The lottery is a popular way to raise money for governments, schools, charities, and other worthy causes. While it may be fun to play and hope for the big win, there are some things you should know before you decide to buy a ticket. It is important to understand that the odds are very slim, and you should be prepared for the worst. If you do win, the tax burden can be huge. Many people end up going bankrupt after winning a big prize, and that is not what state governments want when they promote this form of gambling.

In general, the more tickets you purchase, the higher your chances of winning. But you should also be aware of the laws of probability, and avoid numbers that are close together or those associated with significant dates. These numbers have a lower chance of being drawn, and others will likely be playing the same numbers.

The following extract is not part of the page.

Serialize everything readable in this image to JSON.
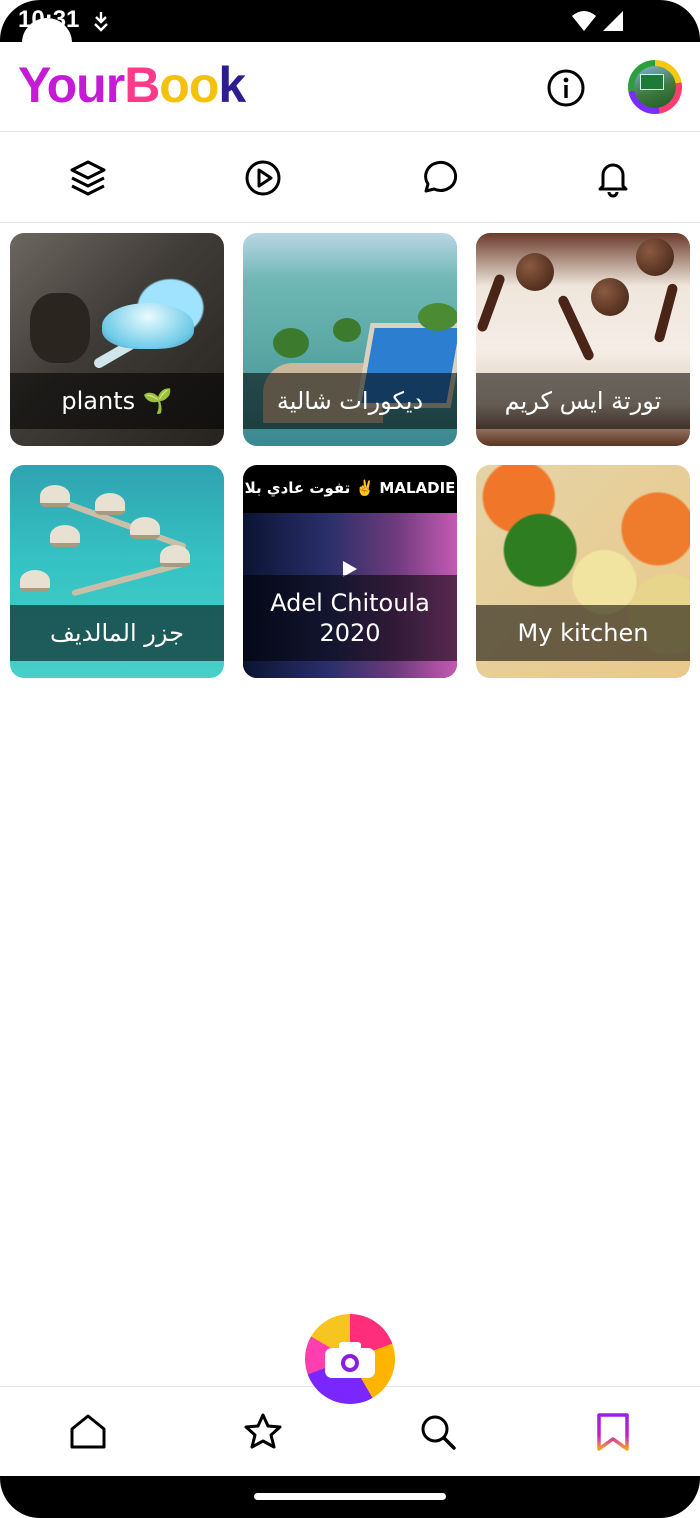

You can find information about lottery statistics online, and most lotteries publish them after the lottery ends. These statistics can give you a good idea of how much the top prize was, how many people bought tickets, and the distribution of prizes by state and region. Some of the more comprehensive lotteries even offer a breakdown by age group.

Generally speaking, there are two kinds of lotteries: legal and illegal. Legal lotteries are regulated by the government and usually offer multiple categories of prizes. They must also disclose all of the details about the prizes and how they are awarded. In contrast, illegal lotteries are not regulated and may involve fraud or other criminal activity.

Some states have banned the sale of lottery tickets altogether, while others sell them in bars and restaurants, at gas stations, or over the internet. Regardless of the legal status of a particular lottery, most states promote the games in order to increase revenue and stimulate the economy. However, it is not clear whether these funds are enough to offset the state’s deficits and other expenses.

Lotteries can be a great way to raise money for many different purposes, from building the British Museum to repairing bridges. They can even fund entire colleges, like Harvard or Dartmouth. Benjamin Franklin’s failed lottery to fund a battery of guns for the defense of Philadelphia and rebuild Faneuil Hall in Boston is a prime example of an unsuccessful private lotteries.

Although the odds of winning are extremely low, the game’s popularity is increasing. Americans spent more than $80 billion on lottery tickets in 2018, and it is an important source of income for the government. But it is not the best way to get rich, and you should always consider all of the risks involved before deciding to play. If you do decide to play, it is best to stick with the cheapest games. In addition, you should build an emergency savings account and pay off any debt before buying lottery tickets.